- Sell. As simple and complex as that. A newsletter that seeks to sell should focus a lot on highlighting the benefits of the product or service, the advantages of buying with the brand, the process to be followed by the user, answering frequently asked questions, etc. Not all within the same email, of course.
- Attract traffic. This is the objective pursued by those who usually work with blogs and publish on a regular basis. It is a way of self-advertising and improving search engine statistics, because if a lot of people visit an article, it must be good. Therefore, the content should be geared towards highlighting what they will find when they follow the link and why it will be beneficial to them.
- Be present. Presence is an undervalued objective. Brands seem to think that their only task should be to sell, and sometimes you just need to remind the ideal customer that you are there and that you understand them.
Good examples of newsletters that understand their objectives in detail are Canva’s, which is almost always looking to get people to click on a link to use a free element (they later work to increase their sales). And Carolina Herrera’s is totally focused on selling.
The design of the newsletter
The second point that follows immediately from the previous one is the design of the newsletter. By design, we mean all the visual elements and the general structure that the newsletter will have in order to meet the planned objective. It is important here to keep the focus on the importance of the objective.
The reason is that the design should be simple, with as few elements as possible to avoid unnecessary distractions. It is not necessary to fill every newsletter with images and banners that contribute nothing and, on the contrary, reduce users’ interest in consuming the content inside.
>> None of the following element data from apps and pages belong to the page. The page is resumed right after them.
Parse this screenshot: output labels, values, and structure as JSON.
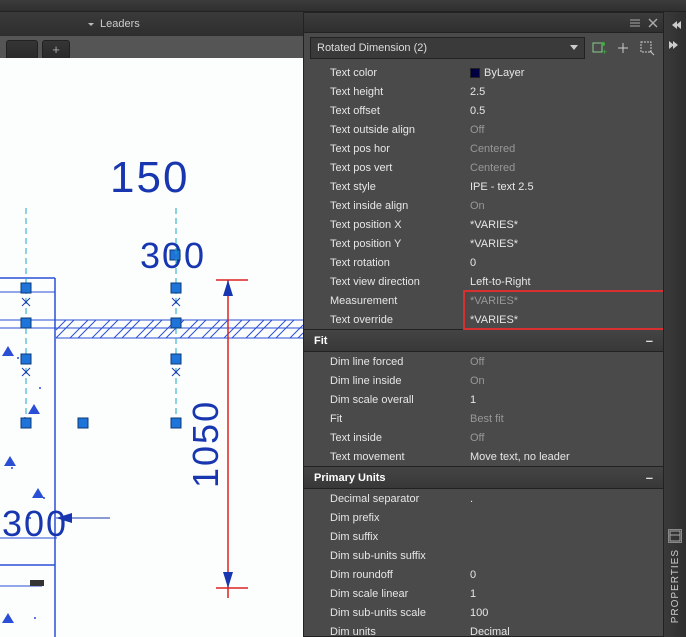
{
  "ribbon": {
    "group_label": "Leaders"
  },
  "selector": {
    "text": "Rotated Dimension (2)"
  },
  "canvas_dims": {
    "d150": "150",
    "d300a": "300",
    "d1050": "1050",
    "d300b": "300"
  },
  "sections": {
    "text": {
      "rows": [
        {
          "k": "text_color",
          "label": "Text color",
          "value": "ByLayer",
          "ghost": false,
          "swatch": true
        },
        {
          "k": "text_height",
          "label": "Text height",
          "value": "2.5",
          "ghost": false
        },
        {
          "k": "text_offset",
          "label": "Text offset",
          "value": "0.5",
          "ghost": false
        },
        {
          "k": "text_outside_align",
          "label": "Text outside align",
          "value": "Off",
          "ghost": true
        },
        {
          "k": "text_pos_hor",
          "label": "Text pos hor",
          "value": "Centered",
          "ghost": true
        },
        {
          "k": "text_pos_vert",
          "label": "Text pos vert",
          "value": "Centered",
          "ghost": true
        },
        {
          "k": "text_style",
          "label": "Text style",
          "value": "IPE - text 2.5",
          "ghost": false
        },
        {
          "k": "text_inside_align",
          "label": "Text inside align",
          "value": "On",
          "ghost": true
        },
        {
          "k": "text_position_x",
          "label": "Text position X",
          "value": "*VARIES*",
          "ghost": false
        },
        {
          "k": "text_position_y",
          "label": "Text position Y",
          "value": "*VARIES*",
          "ghost": false
        },
        {
          "k": "text_rotation",
          "label": "Text rotation",
          "value": "0",
          "ghost": false
        },
        {
          "k": "text_view_direction",
          "label": "Text view direction",
          "value": "Left-to-Right",
          "ghost": false
        },
        {
          "k": "measurement",
          "label": "Measurement",
          "value": "*VARIES*",
          "ghost": true
        },
        {
          "k": "text_override",
          "label": "Text override",
          "value": "*VARIES*",
          "ghost": false
        }
      ]
    },
    "fit": {
      "title": "Fit",
      "rows": [
        {
          "k": "dim_line_forced",
          "label": "Dim line forced",
          "value": "Off",
          "ghost": true
        },
        {
          "k": "dim_line_inside",
          "label": "Dim line inside",
          "value": "On",
          "ghost": true
        },
        {
          "k": "dim_scale_overall",
          "label": "Dim scale overall",
          "value": "1",
          "ghost": false
        },
        {
          "k": "fit",
          "label": "Fit",
          "value": "Best fit",
          "ghost": true
        },
        {
          "k": "text_inside",
          "label": "Text inside",
          "value": "Off",
          "ghost": true
        },
        {
          "k": "text_movement",
          "label": "Text movement",
          "value": "Move text, no leader",
          "ghost": false
        }
      ]
    },
    "primary": {
      "title": "Primary Units",
      "rows": [
        {
          "k": "decimal_separator",
          "label": "Decimal separator",
          "value": ".",
          "ghost": false
        },
        {
          "k": "dim_prefix",
          "label": "Dim prefix",
          "value": "",
          "ghost": false
        },
        {
          "k": "dim_suffix",
          "label": "Dim suffix",
          "value": "",
          "ghost": false
        },
        {
          "k": "dim_sub_units_suffix",
          "label": "Dim sub-units suffix",
          "value": "",
          "ghost": false
        },
        {
          "k": "dim_roundoff",
          "label": "Dim roundoff",
          "value": "0",
          "ghost": false
        },
        {
          "k": "dim_scale_linear",
          "label": "Dim scale linear",
          "value": "1",
          "ghost": false
        },
        {
          "k": "dim_sub_units_scale",
          "label": "Dim sub-units scale",
          "value": "100",
          "ghost": false
        },
        {
          "k": "dim_units",
          "label": "Dim units",
          "value": "Decimal",
          "ghost": false
        }
      ]
    }
  },
  "gutter": {
    "properties_label": "PROPERTIES"
  }
}
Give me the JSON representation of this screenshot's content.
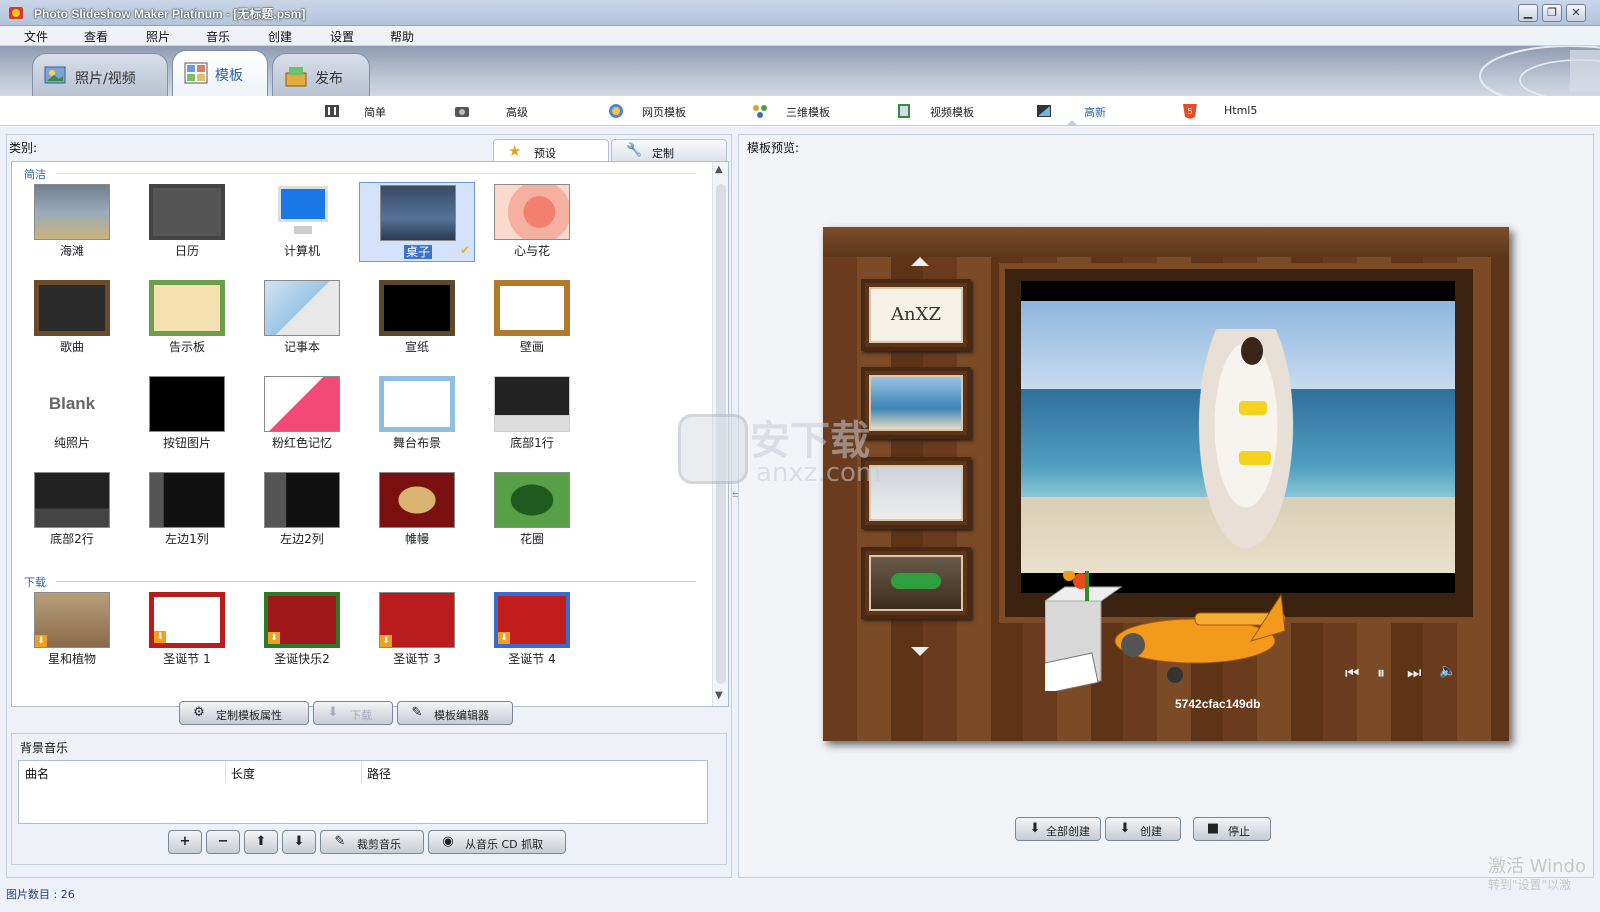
{
  "window": {
    "title": "Photo Slideshow Maker Platinum - [无标题.psm]",
    "buttons": {
      "minimize": "▁",
      "maximize": "❐",
      "close": "✕"
    }
  },
  "menu": [
    "文件",
    "查看",
    "照片",
    "音乐",
    "创建",
    "设置",
    "帮助"
  ],
  "main_tabs": [
    {
      "label": "照片/视频",
      "icon": "photo-video-icon"
    },
    {
      "label": "模板",
      "icon": "template-icon",
      "selected": true
    },
    {
      "label": "发布",
      "icon": "publish-icon"
    }
  ],
  "sub_tabs": [
    {
      "label": "简单",
      "icon": "simple-icon"
    },
    {
      "label": "高级",
      "icon": "advanced-icon"
    },
    {
      "label": "网页模板",
      "icon": "web-template-icon"
    },
    {
      "label": "三维模板",
      "icon": "3d-template-icon"
    },
    {
      "label": "视频模板",
      "icon": "video-template-icon"
    },
    {
      "label": "高新",
      "icon": "hd-icon",
      "selected": true
    },
    {
      "label": "Html5",
      "icon": "html5-icon"
    }
  ],
  "left_panel": {
    "category_label": "类别:",
    "tabs": [
      {
        "label": "预设",
        "icon": "star-icon",
        "selected": true
      },
      {
        "label": "定制",
        "icon": "wrench-icon"
      }
    ],
    "groups": [
      {
        "name": "简洁",
        "items": [
          "海滩",
          "日历",
          "计算机",
          "桌子",
          "心与花",
          "歌曲",
          "告示板",
          "记事本",
          "宣纸",
          "壁画",
          "纯照片",
          "按钮图片",
          "粉红色记忆",
          "舞台布景",
          "底部1行",
          "底部2行",
          "左边1列",
          "左边2列",
          "帷幔",
          "花圈"
        ],
        "selected": "桌子"
      },
      {
        "name": "下载",
        "items": [
          "星和植物",
          "圣诞节 1",
          "圣诞快乐2",
          "圣诞节 3",
          "圣诞节 4"
        ]
      }
    ],
    "blank_thumb_text": "Blank",
    "buttons": [
      {
        "label": "定制模板属性",
        "icon": "gear-icon"
      },
      {
        "label": "下载",
        "icon": "download-icon",
        "disabled": true
      },
      {
        "label": "模板编辑器",
        "icon": "pencil-icon"
      }
    ]
  },
  "bg_music": {
    "title": "背景音乐",
    "columns": [
      "曲名",
      "长度",
      "路径"
    ],
    "buttons": [
      {
        "label": "",
        "icon": "plus-icon",
        "glyph": "+"
      },
      {
        "label": "",
        "icon": "minus-icon",
        "glyph": "−"
      },
      {
        "label": "",
        "icon": "arrow-up-icon",
        "glyph": "⬆"
      },
      {
        "label": "",
        "icon": "arrow-down-icon",
        "glyph": "⬇"
      },
      {
        "label": "裁剪音乐",
        "icon": "pencil-icon",
        "glyph": "✎"
      },
      {
        "label": "从音乐 CD 抓取",
        "icon": "cd-icon",
        "glyph": "◉"
      }
    ]
  },
  "right_panel": {
    "title": "模板预览:",
    "preview_caption": "5742cfac149db",
    "thumb_text": "AnXZ",
    "player_controls": [
      "⏮",
      "⏸",
      "⏭",
      "🔈"
    ],
    "buttons": [
      {
        "label": "全部创建",
        "icon": "create-all-icon"
      },
      {
        "label": "创建",
        "icon": "create-icon"
      },
      {
        "label": "停止",
        "icon": "stop-icon"
      }
    ]
  },
  "status": {
    "photo_count": "图片数目 : 26"
  },
  "watermark": {
    "text": "安下载",
    "sub": "anxz.com"
  },
  "activation": {
    "line1": "激活 Windo",
    "line2": "转到\"设置\"以激"
  },
  "colors": {
    "accent": "#2a62b4",
    "selection": "#d4e2fb",
    "wood": "#6a3b1c"
  }
}
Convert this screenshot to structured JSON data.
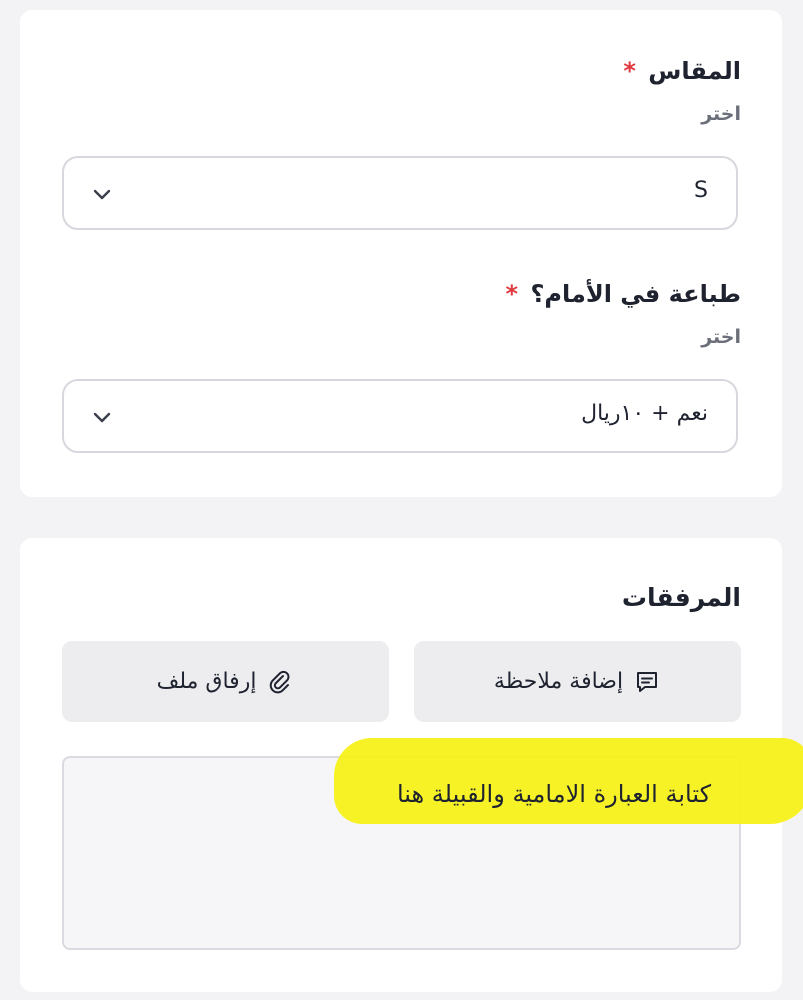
{
  "size_field": {
    "label": "المقاس",
    "required_mark": "*",
    "hint": "اختر",
    "selected_value": "S"
  },
  "print_field": {
    "label": "طباعة في الأمام؟",
    "required_mark": "*",
    "hint": "اختر",
    "selected_value": "نعم + ١٠ريال"
  },
  "attachments": {
    "title": "المرفقات",
    "add_note_label": "إضافة ملاحظة",
    "attach_file_label": "إرفاق ملف",
    "note_text": "كتابة العبارة الامامية والقبيلة هنا"
  },
  "colors": {
    "required": "#e0393e",
    "highlight": "#f5f11a",
    "button_bg": "#ededf0",
    "border": "#d6d8dd"
  },
  "icons": {
    "select_chevron": "chevron-down-icon",
    "add_note": "note-icon",
    "attach_file": "paperclip-icon"
  }
}
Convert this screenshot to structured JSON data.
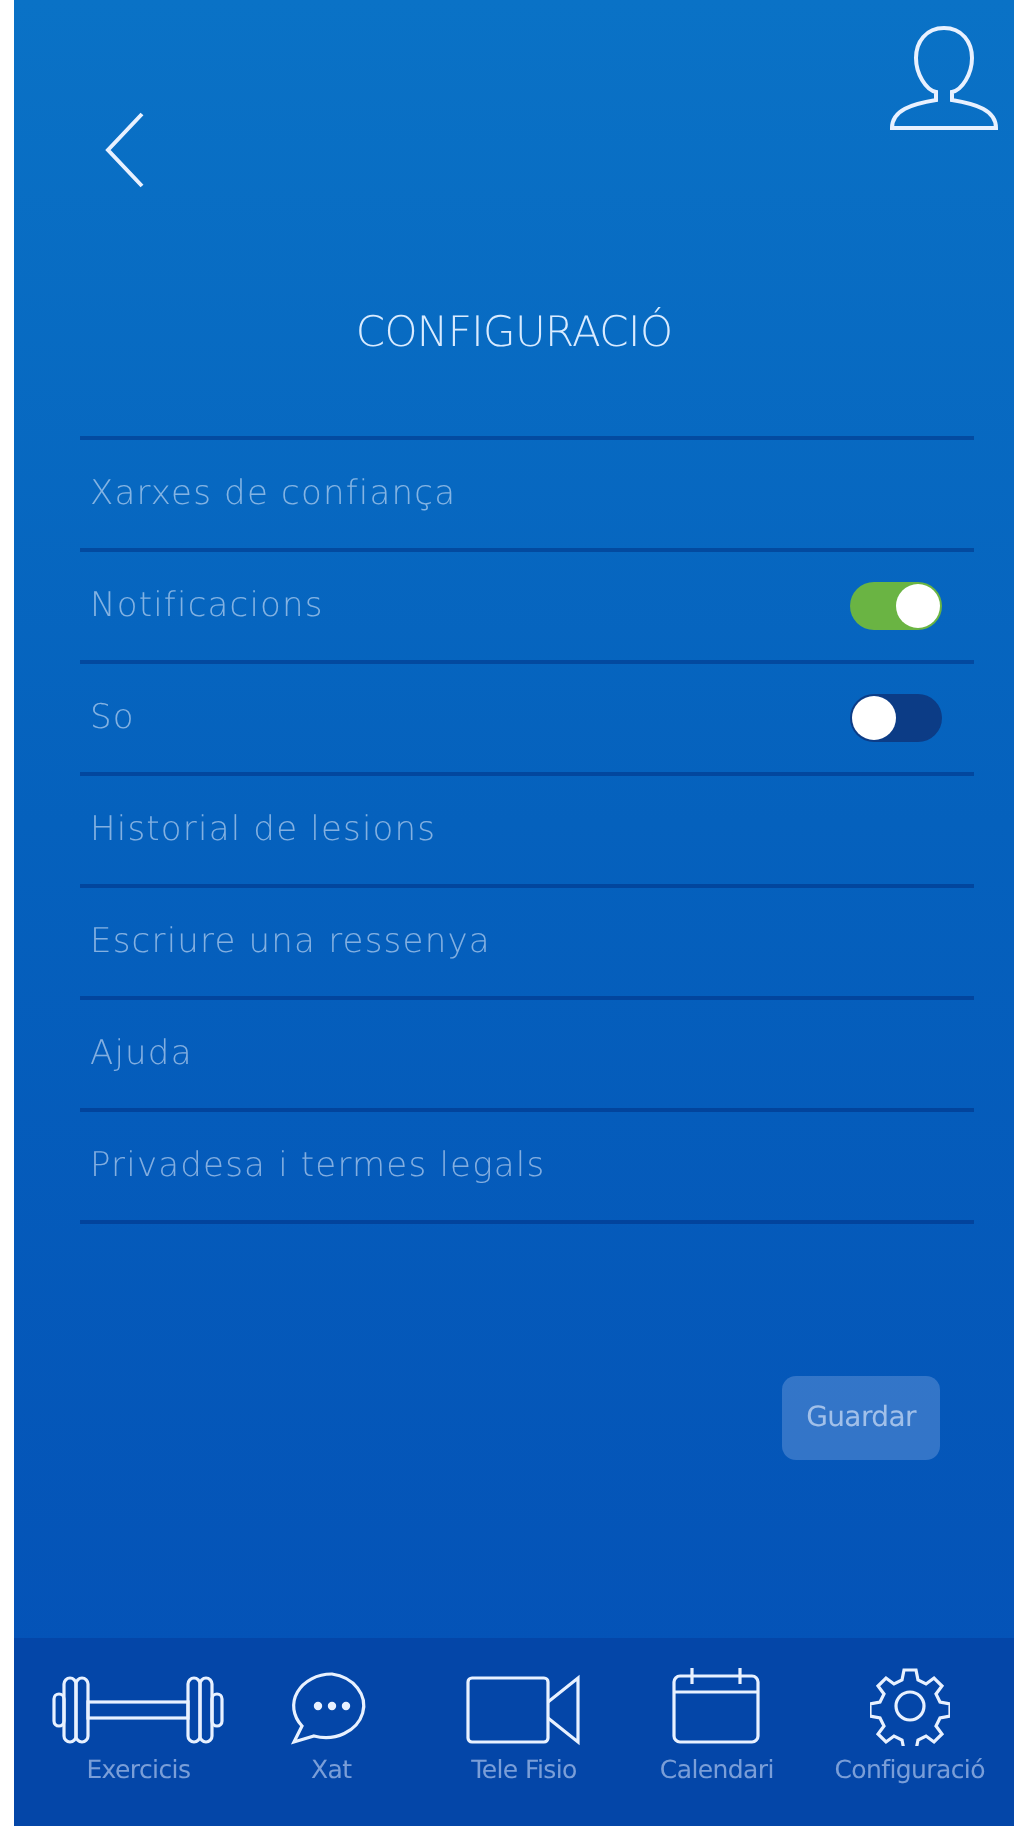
{
  "header": {
    "title": "CONFIGURACIÓ"
  },
  "settings": [
    {
      "kind": "link",
      "label": "Xarxes de confiança"
    },
    {
      "kind": "toggle",
      "label": "Notificacions",
      "on": true
    },
    {
      "kind": "toggle",
      "label": "So",
      "on": false
    },
    {
      "kind": "link",
      "label": "Historial de lesions"
    },
    {
      "kind": "link",
      "label": "Escriure una ressenya"
    },
    {
      "kind": "link",
      "label": "Ajuda"
    },
    {
      "kind": "link",
      "label": "Privadesa i termes legals"
    }
  ],
  "save_button": {
    "label": "Guardar",
    "disabled": true
  },
  "tab_bar": [
    {
      "kind": "dumbbell",
      "label": "Exercicis"
    },
    {
      "kind": "chat",
      "label": "Xat"
    },
    {
      "kind": "video",
      "label": "Tele Fisio"
    },
    {
      "kind": "calendar",
      "label": "Calendari"
    },
    {
      "kind": "gear",
      "label": "Configuració"
    }
  ]
}
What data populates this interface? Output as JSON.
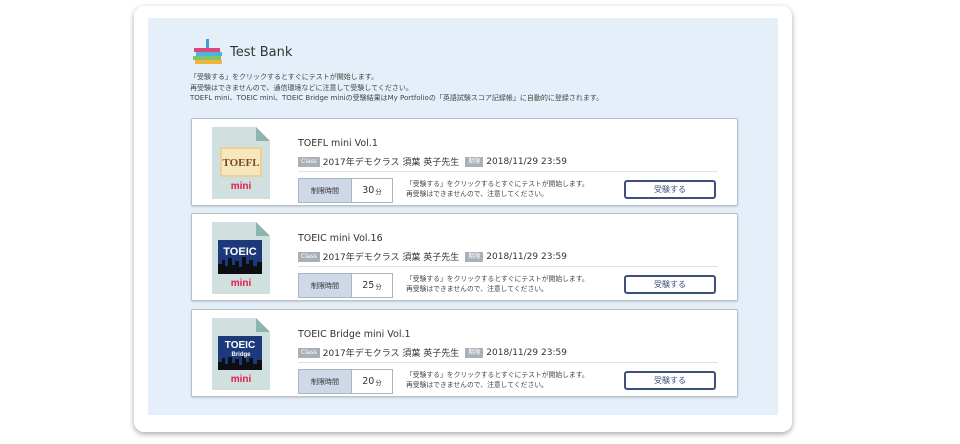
{
  "header": {
    "title": "Test Bank",
    "icon": "books-icon"
  },
  "intro": {
    "lines": [
      "「受験する」をクリックするとすぐにテストが開始します。",
      "再受験はできませんので、通信環境などに注意して受験してください。",
      "TOEFL mini、TOEIC mini、TOEIC Bridge miniの受験結果はMy Portfolioの「英語試験スコア記録帳」に自動的に登録されます。"
    ]
  },
  "labels": {
    "class_tag": "Class",
    "date_tag": "期限",
    "limit_label": "制限時間",
    "minute_unit": "分",
    "note_line1": "「受験する」をクリックするとすぐにテストが開始します。",
    "note_line2": "再受験はできませんので、注意してください。",
    "take_button": "受験する"
  },
  "tests": [
    {
      "title": "TOEFL mini Vol.1",
      "class_name": "2017年デモクラス 須葉 英子先生",
      "deadline": "2018/11/29 23:59",
      "limit": "30",
      "thumb": {
        "logo": "TOEFL",
        "sub": "",
        "badge": "mini",
        "style": "toefl"
      }
    },
    {
      "title": "TOEIC mini Vol.16",
      "class_name": "2017年デモクラス 須葉 英子先生",
      "deadline": "2018/11/29 23:59",
      "limit": "25",
      "thumb": {
        "logo": "TOEIC",
        "sub": "",
        "badge": "mini",
        "style": "toeic"
      }
    },
    {
      "title": "TOEIC Bridge mini Vol.1",
      "class_name": "2017年デモクラス 須葉 英子先生",
      "deadline": "2018/11/29 23:59",
      "limit": "20",
      "thumb": {
        "logo": "TOEIC",
        "sub": "Bridge",
        "badge": "mini",
        "style": "toeic"
      }
    }
  ],
  "colors": {
    "panel_bg": "#e4eff9",
    "button_border": "#3e4f7a",
    "badge_red": "#e8194a",
    "toeic_blue": "#1c3a7a"
  }
}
Generally speaking, it is recommended to include the following visual elements:
- The company logo.
- A prominent image if it is in line with the objective that is being sought. For example, in a shop, it is necessary to focus on the image of a product (or several) to create the design.
- A text that will be more or less extensive depending on the objective.
- A call to action.
Good examples of how to manage the design of a newsletter are Lumen5 and Pompeya.
The text of the newsletter
This is the final topic and, arguably, the icing on the cake. In fact, some brands are so disruptive with the value of text that they have become able to send out newsletters without creating any design at all, just text. Such is the case of Isra Bravo.
But those that are more concerned with the visual theme to make the newsletter attractive, cannot spend all their energy and time on it, so there is still a long way to go. And it is in the words that the value that will be perceived more deeply by those who receive each communication lies.
It is in the text that the key message will be told and the instructions for what comes next will be given. If there is a flaw, all the previous work will be lost. That is why so much care must be taken to ensure that each word is placed in its proper place, without excess.
In the case of shops, it is normal for the text to be brief and very persuasive, saying in a line or two all the changes a person will experience when using a certain product. On the other hand, in those that offer news or services, the text is usually longer, without losing sight of the persuasive side.
The last aspect to consider is how to set up the newsletters so that all the points we saw above are fulfilled. The technical part, let’s say. Well, this task is easier than it seems thanks to the functions offered by some email marketing companies.
Depending on which one you choose, you will be able to enjoy a friendly and intuitive interface that will allow you to place each element of the newsletter in the right place to get an incredible result. And this without the need to know anything about programming.
Newsletters should be an almost obligatory part of any brand’s marketing strategy. Social media followers are fine, but social media is not our property, whereas subscriber data is. That means this is not optional, it is indispensable to achieve good sales results on an ongoing basis.